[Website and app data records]
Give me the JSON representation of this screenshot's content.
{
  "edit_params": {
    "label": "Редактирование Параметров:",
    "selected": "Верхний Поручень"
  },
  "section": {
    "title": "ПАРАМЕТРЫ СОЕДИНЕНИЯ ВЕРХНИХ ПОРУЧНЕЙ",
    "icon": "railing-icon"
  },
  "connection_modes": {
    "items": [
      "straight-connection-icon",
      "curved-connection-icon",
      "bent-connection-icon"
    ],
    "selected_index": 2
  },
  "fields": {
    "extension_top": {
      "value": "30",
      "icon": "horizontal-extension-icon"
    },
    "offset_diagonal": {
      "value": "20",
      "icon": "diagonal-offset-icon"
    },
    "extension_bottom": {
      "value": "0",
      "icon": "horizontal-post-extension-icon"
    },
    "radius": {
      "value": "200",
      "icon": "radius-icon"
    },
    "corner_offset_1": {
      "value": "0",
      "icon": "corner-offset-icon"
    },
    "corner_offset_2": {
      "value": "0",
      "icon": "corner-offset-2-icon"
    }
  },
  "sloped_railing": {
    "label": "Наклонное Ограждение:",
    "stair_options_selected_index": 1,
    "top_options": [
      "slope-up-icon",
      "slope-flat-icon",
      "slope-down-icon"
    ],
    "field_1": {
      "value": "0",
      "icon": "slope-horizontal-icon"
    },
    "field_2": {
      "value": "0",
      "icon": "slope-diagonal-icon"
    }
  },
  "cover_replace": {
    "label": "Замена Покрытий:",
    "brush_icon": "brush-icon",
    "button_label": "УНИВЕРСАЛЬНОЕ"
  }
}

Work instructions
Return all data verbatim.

Exercise result
Give me the JSON representation of this screenshot's content.
{
  "edit_params": {
    "label": "Редактирование Параметров:",
    "selected": "Верхний Поручень"
  },
  "section": {
    "title": "ПАРАМЕТРЫ СОЕДИНЕНИЯ ВЕРХНИХ ПОРУЧНЕЙ",
    "icon": "railing-icon"
  },
  "connection_modes": {
    "items": [
      "straight-connection-icon",
      "curved-connection-icon",
      "bent-connection-icon"
    ],
    "selected_index": 2
  },
  "fields": {
    "extension_top": {
      "value": "30",
      "icon": "horizontal-extension-icon"
    },
    "offset_diagonal": {
      "value": "20",
      "icon": "diagonal-offset-icon"
    },
    "extension_bottom": {
      "value": "0",
      "icon": "horizontal-post-extension-icon"
    },
    "radius": {
      "value": "200",
      "icon": "radius-icon"
    },
    "corner_offset_1": {
      "value": "0",
      "icon": "corner-offset-icon"
    },
    "corner_offset_2": {
      "value": "0",
      "icon": "corner-offset-2-icon"
    }
  },
  "sloped_railing": {
    "label": "Наклонное Ограждение:",
    "stair_options_selected_index": 1,
    "top_options": [
      "slope-up-icon",
      "slope-flat-icon",
      "slope-down-icon"
    ],
    "field_1": {
      "value": "0",
      "icon": "slope-horizontal-icon"
    },
    "field_2": {
      "value": "0",
      "icon": "slope-diagonal-icon"
    }
  },
  "cover_replace": {
    "label": "Замена Покрытий:",
    "brush_icon": "brush-icon",
    "button_label": "УНИВЕРСАЛЬНОЕ"
  }
}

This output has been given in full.